── Supplied records
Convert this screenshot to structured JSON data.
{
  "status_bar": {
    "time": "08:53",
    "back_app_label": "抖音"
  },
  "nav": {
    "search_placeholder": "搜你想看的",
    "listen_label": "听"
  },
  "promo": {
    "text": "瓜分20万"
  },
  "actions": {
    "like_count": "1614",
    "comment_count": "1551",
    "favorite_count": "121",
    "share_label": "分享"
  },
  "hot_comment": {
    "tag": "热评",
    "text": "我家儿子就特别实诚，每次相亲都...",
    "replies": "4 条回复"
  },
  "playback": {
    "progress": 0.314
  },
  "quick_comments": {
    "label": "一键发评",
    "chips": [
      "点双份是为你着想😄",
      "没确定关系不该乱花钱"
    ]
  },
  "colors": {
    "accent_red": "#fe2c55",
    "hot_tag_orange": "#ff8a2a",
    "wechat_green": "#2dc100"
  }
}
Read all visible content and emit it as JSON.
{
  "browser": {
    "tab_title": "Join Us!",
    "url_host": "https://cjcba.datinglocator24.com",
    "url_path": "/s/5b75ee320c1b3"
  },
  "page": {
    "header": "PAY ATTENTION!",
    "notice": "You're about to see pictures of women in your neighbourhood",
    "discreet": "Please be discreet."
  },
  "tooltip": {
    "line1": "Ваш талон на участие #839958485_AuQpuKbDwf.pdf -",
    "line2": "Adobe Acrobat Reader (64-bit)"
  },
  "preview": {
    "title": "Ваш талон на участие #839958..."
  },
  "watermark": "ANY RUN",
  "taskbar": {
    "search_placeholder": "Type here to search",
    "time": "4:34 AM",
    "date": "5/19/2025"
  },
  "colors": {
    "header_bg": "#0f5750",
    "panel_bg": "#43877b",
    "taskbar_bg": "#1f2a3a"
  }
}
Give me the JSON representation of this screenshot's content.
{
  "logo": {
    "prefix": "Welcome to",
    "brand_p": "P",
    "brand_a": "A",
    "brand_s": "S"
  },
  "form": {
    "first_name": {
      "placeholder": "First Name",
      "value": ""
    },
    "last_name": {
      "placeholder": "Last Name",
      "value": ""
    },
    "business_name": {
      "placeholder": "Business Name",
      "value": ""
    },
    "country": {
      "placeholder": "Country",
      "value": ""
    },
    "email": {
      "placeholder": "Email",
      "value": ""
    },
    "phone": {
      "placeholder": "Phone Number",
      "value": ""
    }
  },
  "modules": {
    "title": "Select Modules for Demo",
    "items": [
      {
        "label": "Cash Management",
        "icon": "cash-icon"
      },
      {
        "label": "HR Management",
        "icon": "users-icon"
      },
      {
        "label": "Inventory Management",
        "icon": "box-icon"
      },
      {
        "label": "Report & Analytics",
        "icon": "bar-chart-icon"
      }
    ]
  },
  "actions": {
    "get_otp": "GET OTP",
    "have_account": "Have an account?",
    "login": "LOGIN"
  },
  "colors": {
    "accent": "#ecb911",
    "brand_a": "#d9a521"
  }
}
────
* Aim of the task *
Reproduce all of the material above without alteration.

* Expected answer *
Convert this screenshot to structured JSON data.
{
  "status_bar": {
    "time": "08:53",
    "back_app_label": "抖音"
  },
  "nav": {
    "search_placeholder": "搜你想看的",
    "listen_label": "听"
  },
  "promo": {
    "text": "瓜分20万"
  },
  "actions": {
    "like_count": "1614",
    "comment_count": "1551",
    "favorite_count": "121",
    "share_label": "分享"
  },
  "hot_comment": {
    "tag": "热评",
    "text": "我家儿子就特别实诚，每次相亲都...",
    "replies": "4 条回复"
  },
  "playback": {
    "progress": 0.314
  },
  "quick_comments": {
    "label": "一键发评",
    "chips": [
      "点双份是为你着想😄",
      "没确定关系不该乱花钱"
    ]
  },
  "colors": {
    "accent_red": "#fe2c55",
    "hot_tag_orange": "#ff8a2a",
    "wechat_green": "#2dc100"
  }
}
Read all visible content and emit it as JSON.
{
  "browser": {
    "tab_title": "Join Us!",
    "url_host": "https://cjcba.datinglocator24.com",
    "url_path": "/s/5b75ee320c1b3"
  },
  "page": {
    "header": "PAY ATTENTION!",
    "notice": "You're about to see pictures of women in your neighbourhood",
    "discreet": "Please be discreet."
  },
  "tooltip": {
    "line1": "Ваш талон на участие #839958485_AuQpuKbDwf.pdf -",
    "line2": "Adobe Acrobat Reader (64-bit)"
  },
  "preview": {
    "title": "Ваш талон на участие #839958..."
  },
  "watermark": "ANY RUN",
  "taskbar": {
    "search_placeholder": "Type here to search",
    "time": "4:34 AM",
    "date": "5/19/2025"
  },
  "colors": {
    "header_bg": "#0f5750",
    "panel_bg": "#43877b",
    "taskbar_bg": "#1f2a3a"
  }
}
Give me the JSON representation of this screenshot's content.
{
  "logo": {
    "prefix": "Welcome to",
    "brand_p": "P",
    "brand_a": "A",
    "brand_s": "S"
  },
  "form": {
    "first_name": {
      "placeholder": "First Name",
      "value": ""
    },
    "last_name": {
      "placeholder": "Last Name",
      "value": ""
    },
    "business_name": {
      "placeholder": "Business Name",
      "value": ""
    },
    "country": {
      "placeholder": "Country",
      "value": ""
    },
    "email": {
      "placeholder": "Email",
      "value": ""
    },
    "phone": {
      "placeholder": "Phone Number",
      "value": ""
    }
  },
  "modules": {
    "title": "Select Modules for Demo",
    "items": [
      {
        "label": "Cash Management",
        "icon": "cash-icon"
      },
      {
        "label": "HR Management",
        "icon": "users-icon"
      },
      {
        "label": "Inventory Management",
        "icon": "box-icon"
      },
      {
        "label": "Report & Analytics",
        "icon": "bar-chart-icon"
      }
    ]
  },
  "actions": {
    "get_otp": "GET OTP",
    "have_account": "Have an account?",
    "login": "LOGIN"
  },
  "colors": {
    "accent": "#ecb911",
    "brand_a": "#d9a521"
  }
}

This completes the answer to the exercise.